When exchange-traded funds were first launched 30 years ago, these index-tracking vehicles were designed for institutional money managers. The audience was limited, thus the marketing potential was, too. Few on Wall Street expected the ETF industry to become the transformative force it is today.

Looking back, the ETF market has matured so much that it hardly resembles the first generation of funds. It’s comparable to a butterfly that looks nothing like its caterpillar self.

ETFs have since gone beyond broadly diversified strategies. They now offer narrow, surgical exposure to specific themes and sectors. Moreover, investors can hedge their portfolios against market declines using buffered versions of the products. Lear year, they became even more narrowly focused when new products emerged that tracked derivatives on single stocks like Tesla and Apple. It’s another example of how the ETF market continues to redefine itself.   
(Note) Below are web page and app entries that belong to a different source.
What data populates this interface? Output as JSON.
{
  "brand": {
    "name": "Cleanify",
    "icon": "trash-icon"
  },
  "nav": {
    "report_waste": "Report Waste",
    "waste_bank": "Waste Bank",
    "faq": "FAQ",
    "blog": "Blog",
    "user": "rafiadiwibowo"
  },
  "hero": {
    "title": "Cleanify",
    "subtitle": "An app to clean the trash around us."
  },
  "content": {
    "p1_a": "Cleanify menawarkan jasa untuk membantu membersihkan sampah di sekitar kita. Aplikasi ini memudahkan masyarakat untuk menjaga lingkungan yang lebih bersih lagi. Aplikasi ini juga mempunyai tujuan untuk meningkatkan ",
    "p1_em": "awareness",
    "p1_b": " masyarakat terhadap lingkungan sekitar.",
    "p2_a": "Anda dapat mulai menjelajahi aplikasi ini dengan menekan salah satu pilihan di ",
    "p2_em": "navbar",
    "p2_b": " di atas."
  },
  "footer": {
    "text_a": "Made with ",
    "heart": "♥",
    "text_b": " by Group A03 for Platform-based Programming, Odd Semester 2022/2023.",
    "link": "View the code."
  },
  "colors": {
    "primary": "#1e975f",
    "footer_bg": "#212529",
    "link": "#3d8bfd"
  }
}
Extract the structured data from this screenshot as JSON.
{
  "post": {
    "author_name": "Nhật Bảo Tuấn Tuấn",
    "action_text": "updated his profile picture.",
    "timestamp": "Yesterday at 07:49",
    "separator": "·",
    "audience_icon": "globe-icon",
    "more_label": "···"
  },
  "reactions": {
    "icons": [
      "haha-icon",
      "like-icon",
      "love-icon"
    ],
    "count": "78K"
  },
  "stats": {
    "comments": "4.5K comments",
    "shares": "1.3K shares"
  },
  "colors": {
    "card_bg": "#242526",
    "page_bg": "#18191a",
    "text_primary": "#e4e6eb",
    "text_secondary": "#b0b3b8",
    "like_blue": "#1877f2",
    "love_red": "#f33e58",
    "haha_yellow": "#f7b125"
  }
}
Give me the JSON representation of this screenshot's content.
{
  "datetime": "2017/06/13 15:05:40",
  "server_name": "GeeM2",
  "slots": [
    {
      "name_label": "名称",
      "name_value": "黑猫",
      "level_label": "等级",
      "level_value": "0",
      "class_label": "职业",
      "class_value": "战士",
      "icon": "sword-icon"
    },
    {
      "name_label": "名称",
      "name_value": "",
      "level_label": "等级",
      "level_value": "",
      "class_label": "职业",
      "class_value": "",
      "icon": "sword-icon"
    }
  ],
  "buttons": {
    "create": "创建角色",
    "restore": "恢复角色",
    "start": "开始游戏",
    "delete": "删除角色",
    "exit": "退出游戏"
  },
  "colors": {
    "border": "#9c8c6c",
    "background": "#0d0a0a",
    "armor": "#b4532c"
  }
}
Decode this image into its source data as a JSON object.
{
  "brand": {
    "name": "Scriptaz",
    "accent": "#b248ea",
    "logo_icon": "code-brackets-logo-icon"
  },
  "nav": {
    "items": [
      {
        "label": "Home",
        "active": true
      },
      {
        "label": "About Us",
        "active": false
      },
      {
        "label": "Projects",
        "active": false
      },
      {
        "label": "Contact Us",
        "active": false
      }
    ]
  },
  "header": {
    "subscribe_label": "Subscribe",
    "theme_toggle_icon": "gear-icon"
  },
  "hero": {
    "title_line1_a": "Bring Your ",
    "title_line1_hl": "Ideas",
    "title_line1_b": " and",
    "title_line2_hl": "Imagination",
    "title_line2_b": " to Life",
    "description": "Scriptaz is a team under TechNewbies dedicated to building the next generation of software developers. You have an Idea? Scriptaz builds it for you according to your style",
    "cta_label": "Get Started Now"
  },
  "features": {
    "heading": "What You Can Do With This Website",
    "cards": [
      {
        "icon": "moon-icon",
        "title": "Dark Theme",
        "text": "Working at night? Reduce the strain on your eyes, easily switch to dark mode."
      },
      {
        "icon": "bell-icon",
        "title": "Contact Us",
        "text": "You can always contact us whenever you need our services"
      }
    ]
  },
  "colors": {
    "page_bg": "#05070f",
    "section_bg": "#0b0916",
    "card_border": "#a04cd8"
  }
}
But it’s really the growth trajectory of actively managed ETFs that deserves special attention

In the past six years alone, a remarkable 902 actively managed funds have been launched. Amazingly, 80% of this activity has occurred in the past three years alone. It’s a pretty impressive feat considering that there was a global pandemic and a bear market during that time.

Despite 2022’s market declines, however, inflows into nearly all asset categories within the active ETF arena went up.

Active ETF asset flows in the domestic and global equity category were the biggest gainers, jumping to a total $70.9 billion. To put that figure in perspective, consider actively managed mutual funds, which lost an incredible $926 billion during the same period. In fact, 2022 was the worst calendar year for active mutual fund outflows ever. The active mutual funds’ organic growth rate was negative 4.6%, according to Morningstar. That was also a record.

Is it any wonder Wall Street is making a mad dash to convert legacy mutual funds to ETF wrappers?

Last year, 13 separate issuers executed more than $20 billion in mutual fund-to-ETF conversions, according to New York Stock Exchange data. And this year, another 15 issuers are expected to complete such conversions, to the tune of another $20 billion.

The tiny alternatives category offers another peek at the same trend.  

Active ETFs in the alternatives space vacuumed in $3.1 billion in 2022, their largest cash flow ever recorded for a single year. Both advisors and investors poured triple the amount of money into active alternative ETFs than they did during the previous five years combined. There was also strong demand (as shown by asset flows) for managed futures and real return strategies, which try to dampen the impact of high inflation and rising rates.

When it comes to inflows, the overall ETF market is being dominated by active funds.

Among 2022’s top 10 ETFs by newly gathered assets, every single product was actively managed. This group was led by the JPMorgan Equity Premium Income ETF (JEPI), the JPMorgan Ultra-Short Income ETF (JPST) and the Dimensional U.S. Core Equity 2 ETF (DFAC). These three funds alone raked in $21 billion combined.

As the ETF industry celebrates its three-decade history, it’s important to reflect on what comes next.

While the original audience for ETFs was small, the current user base is still expanding. Moreover, the industry’s effort to serve a wider base, moving beyond institutions to retail customers, is causing a massive shift in the asset management business.

In the end, it’s not just about the arrival of actively managed ETFs but their growth that’s become an important element of the shift.